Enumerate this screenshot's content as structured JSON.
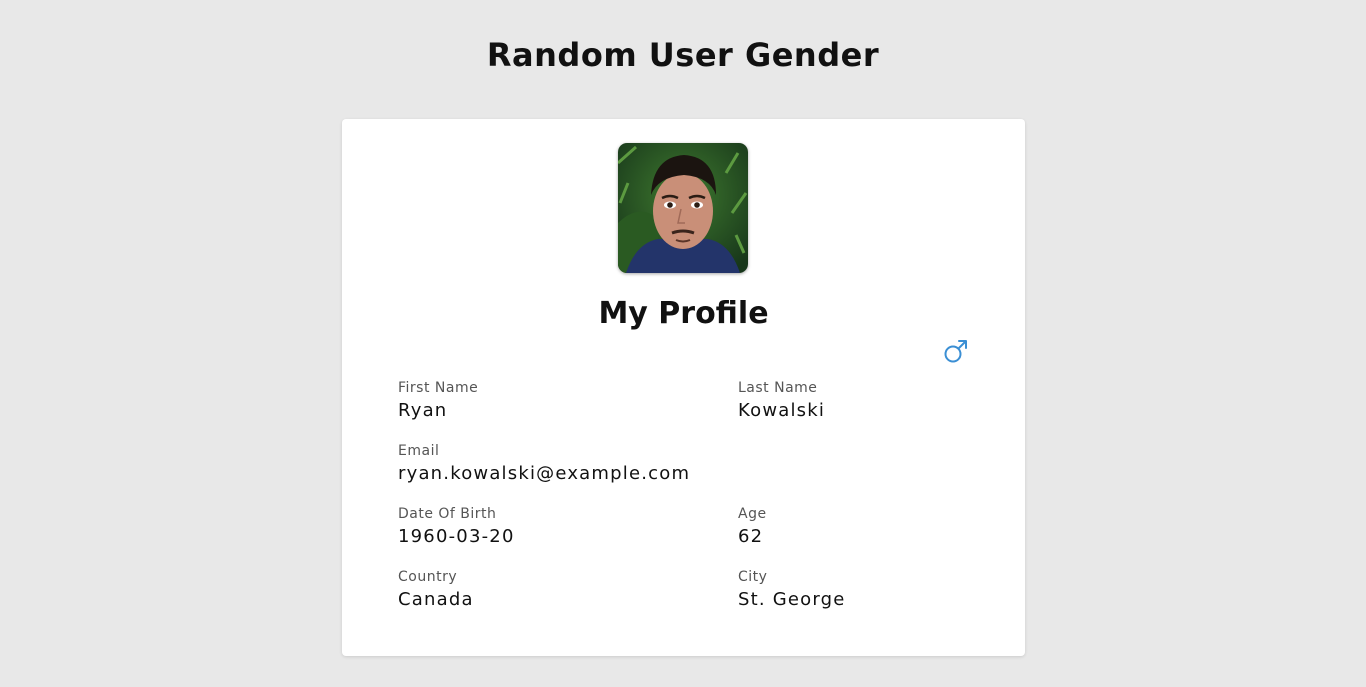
{
  "page": {
    "title": "Random User Gender"
  },
  "profile": {
    "heading": "My Profile",
    "avatar_icon": "user-photo",
    "gender_icon": "male-symbol-icon",
    "accent_color": "#3b8fd4",
    "fields": {
      "first_name": {
        "label": "First Name",
        "value": "Ryan"
      },
      "last_name": {
        "label": "Last Name",
        "value": "Kowalski"
      },
      "email": {
        "label": "Email",
        "value": "ryan.kowalski@example.com"
      },
      "dob": {
        "label": "Date Of Birth",
        "value": "1960-03-20"
      },
      "age": {
        "label": "Age",
        "value": "62"
      },
      "country": {
        "label": "Country",
        "value": "Canada"
      },
      "city": {
        "label": "City",
        "value": "St. George"
      }
    }
  }
}
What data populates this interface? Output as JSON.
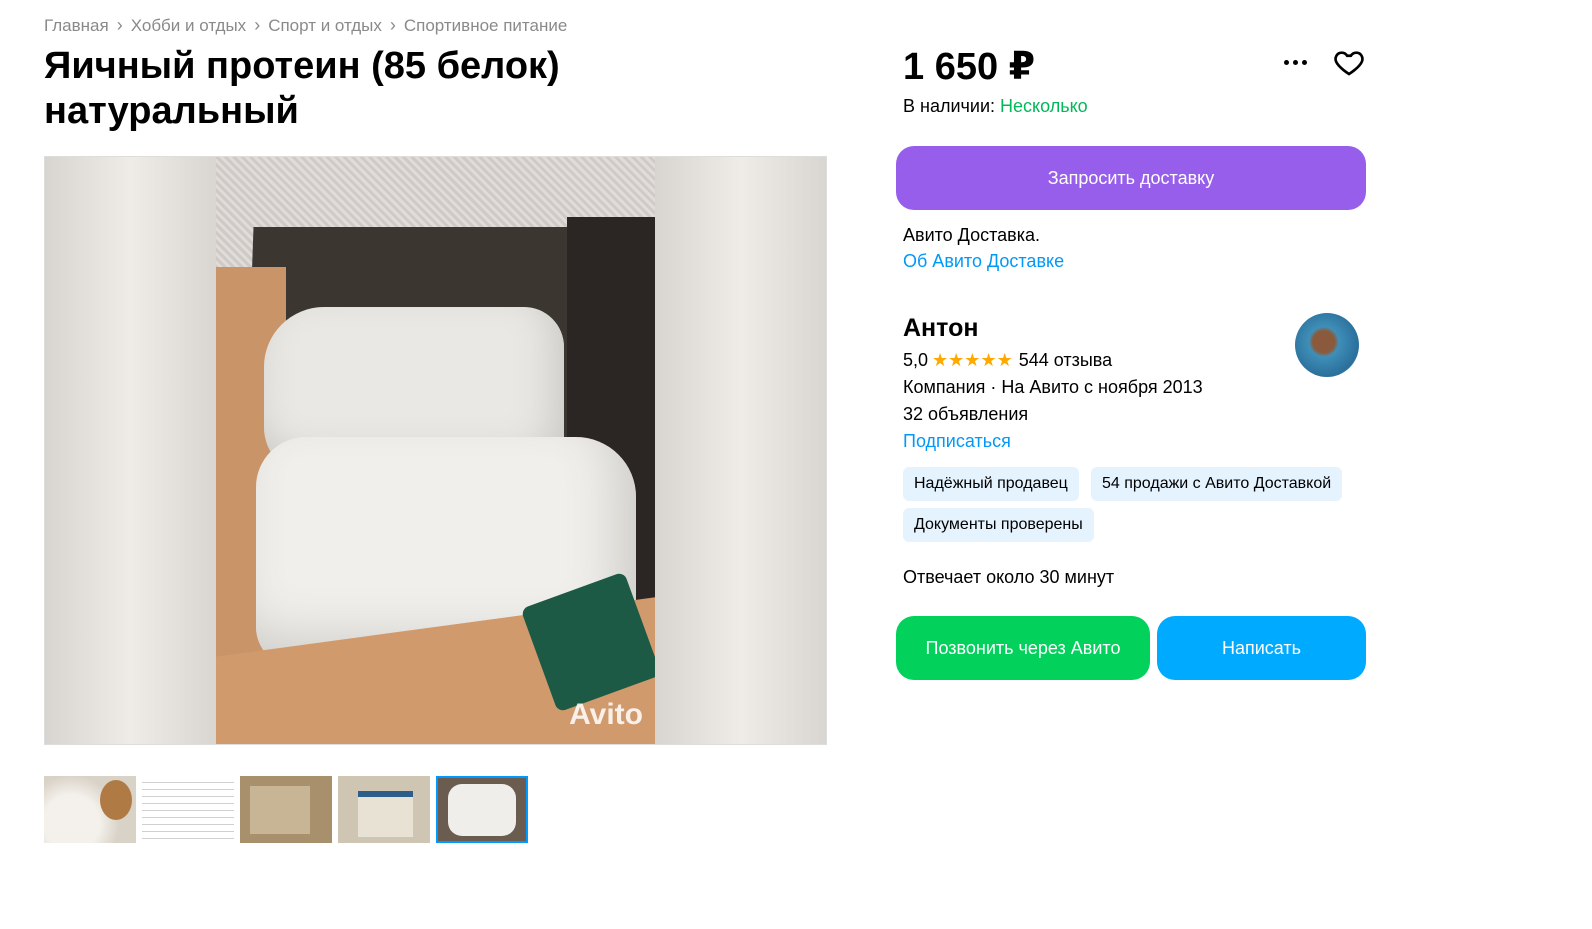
{
  "breadcrumbs": [
    "Главная",
    "Хобби и отдых",
    "Спорт и отдых",
    "Спортивное питание"
  ],
  "title": "Яичный протеин (85 белок) натуральный",
  "gallery": {
    "watermark": "Avito",
    "thumbnail_count": 5,
    "active_thumbnail": 5
  },
  "price": "1 650 ₽",
  "availability": {
    "label": "В наличии: ",
    "value": "Несколько",
    "value_color": "#02b85a"
  },
  "delivery": {
    "button_label": "Запросить доставку",
    "button_color": "#965eeb",
    "text": "Авито Доставка.",
    "link": "Об Авито Доставке"
  },
  "seller": {
    "name": "Антон",
    "rating": "5,0",
    "stars": "★★★★★",
    "reviews": "544 отзыва",
    "info": "Компания · На Авито с ноября 2013",
    "ads": "32 объявления",
    "subscribe": "Подписаться",
    "badges": [
      "Надёжный продавец",
      "54 продажи с Авито Доставкой",
      "Документы проверены"
    ],
    "response_time": "Отвечает около 30 минут"
  },
  "actions": {
    "call_label": "Позвонить через Авито",
    "write_label": "Написать",
    "call_color": "#02d15c",
    "write_color": "#00aaff"
  },
  "icons": {
    "more": "more-dots-icon",
    "favorite": "heart-icon",
    "breadcrumb_separator": "chevron-right-icon"
  }
}
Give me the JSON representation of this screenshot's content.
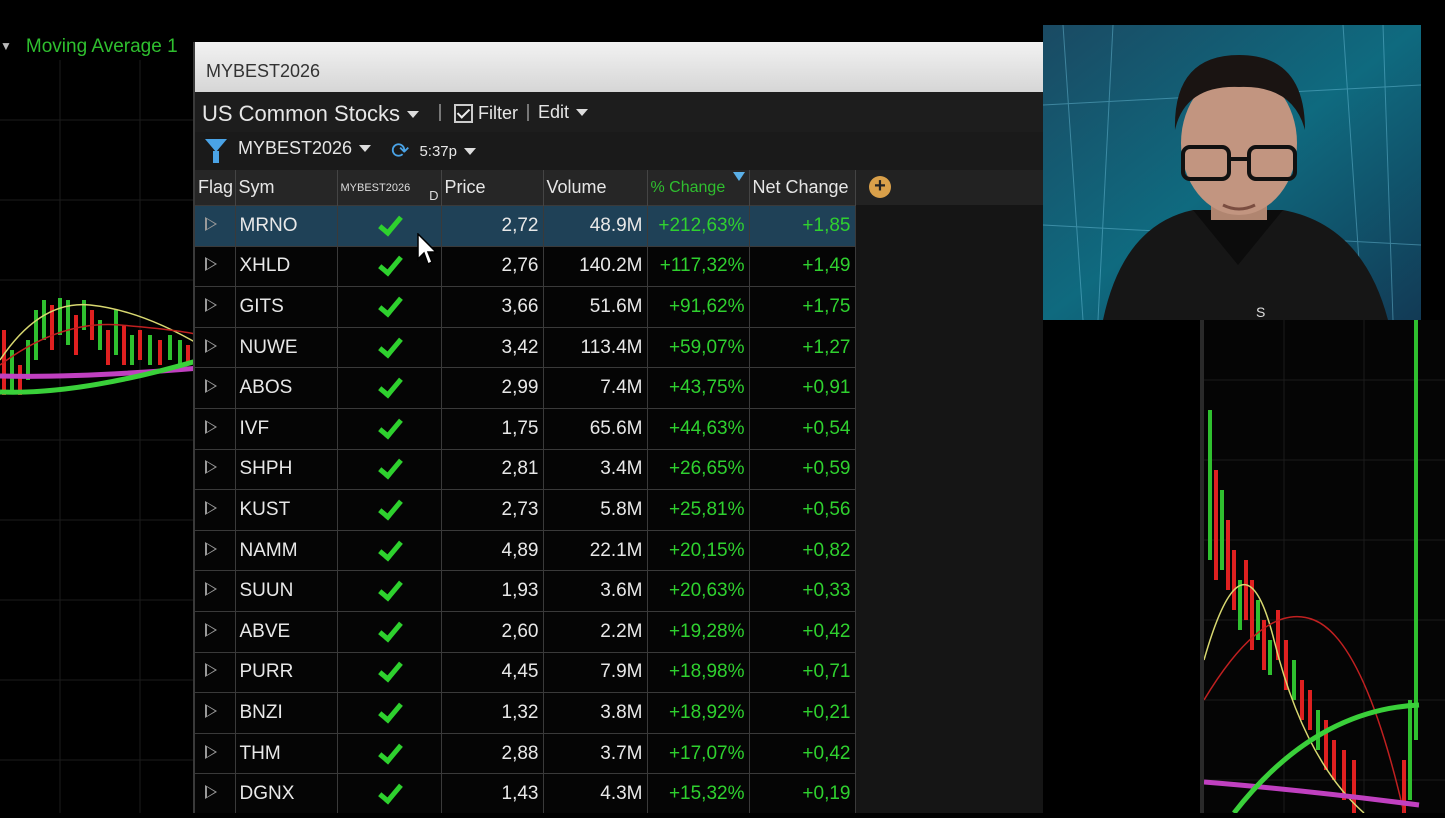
{
  "background": {
    "indicator_label": "Moving Average 1"
  },
  "scanner": {
    "title": "MYBEST2026",
    "universe": "US Common Stocks",
    "filter_label": "Filter",
    "edit_label": "Edit",
    "scan_name": "MYBEST2026",
    "refresh_time": "5:37p",
    "columns": {
      "flag": "Flag",
      "sym": "Sym",
      "scan": "MYBEST2026",
      "scan_suffix": "D",
      "price": "Price",
      "volume": "Volume",
      "pct_change": "% Change",
      "net_change": "Net Change"
    },
    "add_column_symbol": "+",
    "rows": [
      {
        "sym": "MRNO",
        "price": "2,72",
        "volume": "48.9M",
        "pct": "+212,63%",
        "net": "+1,85"
      },
      {
        "sym": "XHLD",
        "price": "2,76",
        "volume": "140.2M",
        "pct": "+117,32%",
        "net": "+1,49"
      },
      {
        "sym": "GITS",
        "price": "3,66",
        "volume": "51.6M",
        "pct": "+91,62%",
        "net": "+1,75"
      },
      {
        "sym": "NUWE",
        "price": "3,42",
        "volume": "113.4M",
        "pct": "+59,07%",
        "net": "+1,27"
      },
      {
        "sym": "ABOS",
        "price": "2,99",
        "volume": "7.4M",
        "pct": "+43,75%",
        "net": "+0,91"
      },
      {
        "sym": "IVF",
        "price": "1,75",
        "volume": "65.6M",
        "pct": "+44,63%",
        "net": "+0,54"
      },
      {
        "sym": "SHPH",
        "price": "2,81",
        "volume": "3.4M",
        "pct": "+26,65%",
        "net": "+0,59"
      },
      {
        "sym": "KUST",
        "price": "2,73",
        "volume": "5.8M",
        "pct": "+25,81%",
        "net": "+0,56"
      },
      {
        "sym": "NAMM",
        "price": "4,89",
        "volume": "22.1M",
        "pct": "+20,15%",
        "net": "+0,82"
      },
      {
        "sym": "SUUN",
        "price": "1,93",
        "volume": "3.6M",
        "pct": "+20,63%",
        "net": "+0,33"
      },
      {
        "sym": "ABVE",
        "price": "2,60",
        "volume": "2.2M",
        "pct": "+19,28%",
        "net": "+0,42"
      },
      {
        "sym": "PURR",
        "price": "4,45",
        "volume": "7.9M",
        "pct": "+18,98%",
        "net": "+0,71"
      },
      {
        "sym": "BNZI",
        "price": "1,32",
        "volume": "3.8M",
        "pct": "+18,92%",
        "net": "+0,21"
      },
      {
        "sym": "THM",
        "price": "2,88",
        "volume": "3.7M",
        "pct": "+17,07%",
        "net": "+0,42"
      },
      {
        "sym": "DGNX",
        "price": "1,43",
        "volume": "4.3M",
        "pct": "+15,32%",
        "net": "+0,19"
      }
    ]
  },
  "colors": {
    "positive": "#2fd12f",
    "selected_row": "#1f4157",
    "sort_indicator": "#5ab0e8"
  }
}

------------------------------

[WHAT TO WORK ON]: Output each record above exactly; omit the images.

[EXERCISE SOLUTION]:
Enumerate this screenshot's content as structured JSON.
{
  "page": {
    "title": "Random User Gender"
  },
  "profile": {
    "heading": "My Profile",
    "avatar_icon": "user-photo",
    "gender_icon": "male-symbol-icon",
    "accent_color": "#3b8fd4",
    "fields": {
      "first_name": {
        "label": "First Name",
        "value": "Ryan"
      },
      "last_name": {
        "label": "Last Name",
        "value": "Kowalski"
      },
      "email": {
        "label": "Email",
        "value": "ryan.kowalski@example.com"
      },
      "dob": {
        "label": "Date Of Birth",
        "value": "1960-03-20"
      },
      "age": {
        "label": "Age",
        "value": "62"
      },
      "country": {
        "label": "Country",
        "value": "Canada"
      },
      "city": {
        "label": "City",
        "value": "St. George"
      }
    }
  }
}
What data populates this interface? Output as JSON.
{
  "breadcrumbs": [
    "Главная",
    "Хобби и отдых",
    "Спорт и отдых",
    "Спортивное питание"
  ],
  "title": "Яичный протеин (85 белок) натуральный",
  "gallery": {
    "watermark": "Avito",
    "thumbnail_count": 5,
    "active_thumbnail": 5
  },
  "price": "1 650 ₽",
  "availability": {
    "label": "В наличии: ",
    "value": "Несколько",
    "value_color": "#02b85a"
  },
  "delivery": {
    "button_label": "Запросить доставку",
    "button_color": "#965eeb",
    "text": "Авито Доставка.",
    "link": "Об Авито Доставке"
  },
  "seller": {
    "name": "Антон",
    "rating": "5,0",
    "stars": "★★★★★",
    "reviews": "544 отзыва",
    "info": "Компания · На Авито с ноября 2013",
    "ads": "32 объявления",
    "subscribe": "Подписаться",
    "badges": [
      "Надёжный продавец",
      "54 продажи с Авито Доставкой",
      "Документы проверены"
    ],
    "response_time": "Отвечает около 30 минут"
  },
  "actions": {
    "call_label": "Позвонить через Авито",
    "write_label": "Написать",
    "call_color": "#02d15c",
    "write_color": "#00aaff"
  },
  "icons": {
    "more": "more-dots-icon",
    "favorite": "heart-icon",
    "breadcrumb_separator": "chevron-right-icon"
  }
}
Give me the JSON representation of this screenshot's content.
{
  "background": {
    "indicator_label": "Moving Average 1"
  },
  "scanner": {
    "title": "MYBEST2026",
    "universe": "US Common Stocks",
    "filter_label": "Filter",
    "edit_label": "Edit",
    "scan_name": "MYBEST2026",
    "refresh_time": "5:37p",
    "columns": {
      "flag": "Flag",
      "sym": "Sym",
      "scan": "MYBEST2026",
      "scan_suffix": "D",
      "price": "Price",
      "volume": "Volume",
      "pct_change": "% Change",
      "net_change": "Net Change"
    },
    "add_column_symbol": "+",
    "rows": [
      {
        "sym": "MRNO",
        "price": "2,72",
        "volume": "48.9M",
        "pct": "+212,63%",
        "net": "+1,85"
      },
      {
        "sym": "XHLD",
        "price": "2,76",
        "volume": "140.2M",
        "pct": "+117,32%",
        "net": "+1,49"
      },
      {
        "sym": "GITS",
        "price": "3,66",
        "volume": "51.6M",
        "pct": "+91,62%",
        "net": "+1,75"
      },
      {
        "sym": "NUWE",
        "price": "3,42",
        "volume": "113.4M",
        "pct": "+59,07%",
        "net": "+1,27"
      },
      {
        "sym": "ABOS",
        "price": "2,99",
        "volume": "7.4M",
        "pct": "+43,75%",
        "net": "+0,91"
      },
      {
        "sym": "IVF",
        "price": "1,75",
        "volume": "65.6M",
        "pct": "+44,63%",
        "net": "+0,54"
      },
      {
        "sym": "SHPH",
        "price": "2,81",
        "volume": "3.4M",
        "pct": "+26,65%",
        "net": "+0,59"
      },
      {
        "sym": "KUST",
        "price": "2,73",
        "volume": "5.8M",
        "pct": "+25,81%",
        "net": "+0,56"
      },
      {
        "sym": "NAMM",
        "price": "4,89",
        "volume": "22.1M",
        "pct": "+20,15%",
        "net": "+0,82"
      },
      {
        "sym": "SUUN",
        "price": "1,93",
        "volume": "3.6M",
        "pct": "+20,63%",
        "net": "+0,33"
      },
      {
        "sym": "ABVE",
        "price": "2,60",
        "volume": "2.2M",
        "pct": "+19,28%",
        "net": "+0,42"
      },
      {
        "sym": "PURR",
        "price": "4,45",
        "volume": "7.9M",
        "pct": "+18,98%",
        "net": "+0,71"
      },
      {
        "sym": "BNZI",
        "price": "1,32",
        "volume": "3.8M",
        "pct": "+18,92%",
        "net": "+0,21"
      },
      {
        "sym": "THM",
        "price": "2,88",
        "volume": "3.7M",
        "pct": "+17,07%",
        "net": "+0,42"
      },
      {
        "sym": "DGNX",
        "price": "1,43",
        "volume": "4.3M",
        "pct": "+15,32%",
        "net": "+0,19"
      }
    ]
  },
  "colors": {
    "positive": "#2fd12f",
    "selected_row": "#1f4157",
    "sort_indicator": "#5ab0e8"
  }
}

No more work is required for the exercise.